Work to be completed — With the images removed, write out every line below exactly.

__________________________________________________

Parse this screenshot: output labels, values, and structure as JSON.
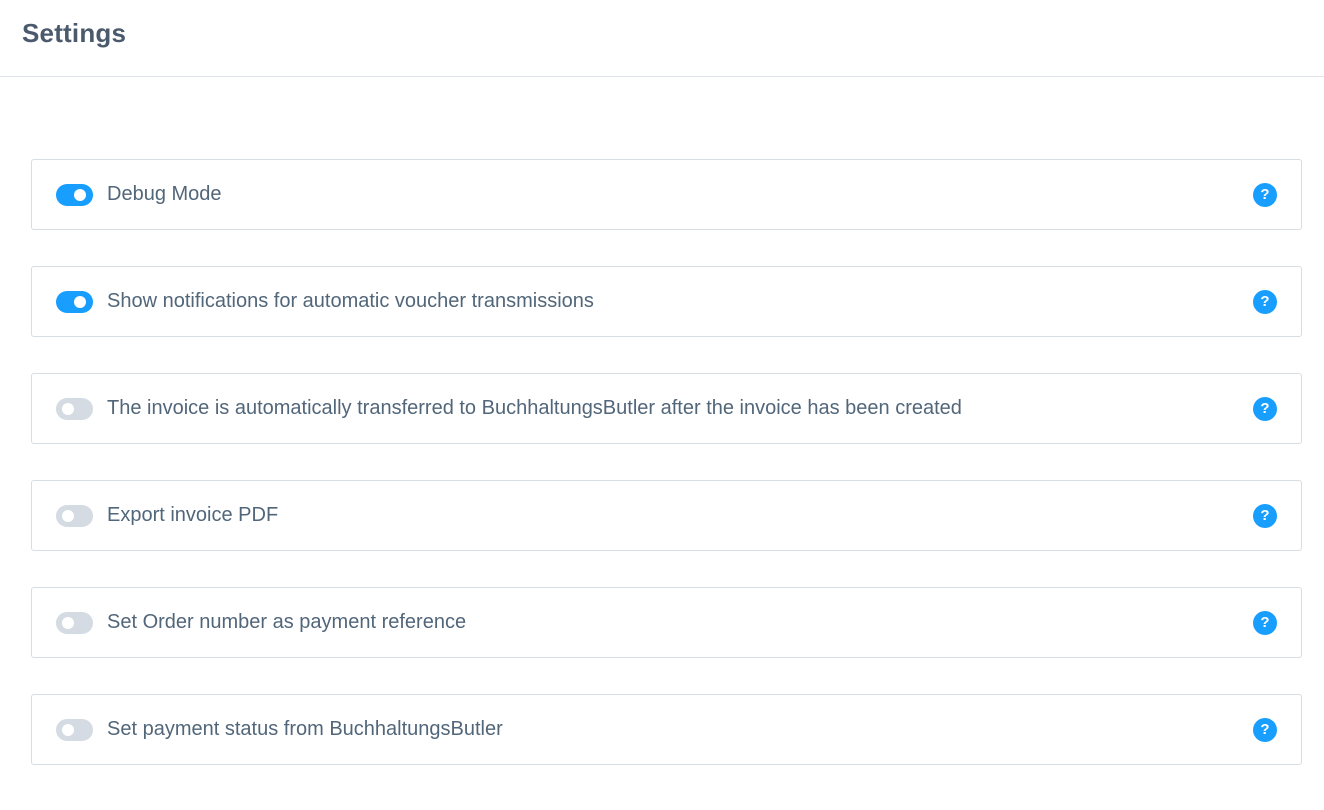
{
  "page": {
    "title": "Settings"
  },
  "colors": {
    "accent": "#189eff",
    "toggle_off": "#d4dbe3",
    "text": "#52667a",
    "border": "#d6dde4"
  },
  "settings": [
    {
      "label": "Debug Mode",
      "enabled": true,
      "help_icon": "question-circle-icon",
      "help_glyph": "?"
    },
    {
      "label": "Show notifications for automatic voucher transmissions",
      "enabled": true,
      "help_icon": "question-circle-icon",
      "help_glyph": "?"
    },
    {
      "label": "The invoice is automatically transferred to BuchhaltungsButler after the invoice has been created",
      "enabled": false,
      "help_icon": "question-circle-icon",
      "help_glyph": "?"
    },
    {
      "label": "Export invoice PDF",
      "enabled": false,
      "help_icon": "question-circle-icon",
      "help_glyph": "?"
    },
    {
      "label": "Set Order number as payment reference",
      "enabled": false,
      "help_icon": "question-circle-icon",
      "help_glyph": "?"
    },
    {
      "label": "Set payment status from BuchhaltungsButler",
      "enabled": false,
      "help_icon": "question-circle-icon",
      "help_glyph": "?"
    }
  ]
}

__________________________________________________

Exercise response —
Parse this screenshot: output labels, values, and structure as JSON.
{
  "page": {
    "title": "Settings"
  },
  "colors": {
    "accent": "#189eff",
    "toggle_off": "#d4dbe3",
    "text": "#52667a",
    "border": "#d6dde4"
  },
  "settings": [
    {
      "label": "Debug Mode",
      "enabled": true,
      "help_icon": "question-circle-icon",
      "help_glyph": "?"
    },
    {
      "label": "Show notifications for automatic voucher transmissions",
      "enabled": true,
      "help_icon": "question-circle-icon",
      "help_glyph": "?"
    },
    {
      "label": "The invoice is automatically transferred to BuchhaltungsButler after the invoice has been created",
      "enabled": false,
      "help_icon": "question-circle-icon",
      "help_glyph": "?"
    },
    {
      "label": "Export invoice PDF",
      "enabled": false,
      "help_icon": "question-circle-icon",
      "help_glyph": "?"
    },
    {
      "label": "Set Order number as payment reference",
      "enabled": false,
      "help_icon": "question-circle-icon",
      "help_glyph": "?"
    },
    {
      "label": "Set payment status from BuchhaltungsButler",
      "enabled": false,
      "help_icon": "question-circle-icon",
      "help_glyph": "?"
    }
  ]
}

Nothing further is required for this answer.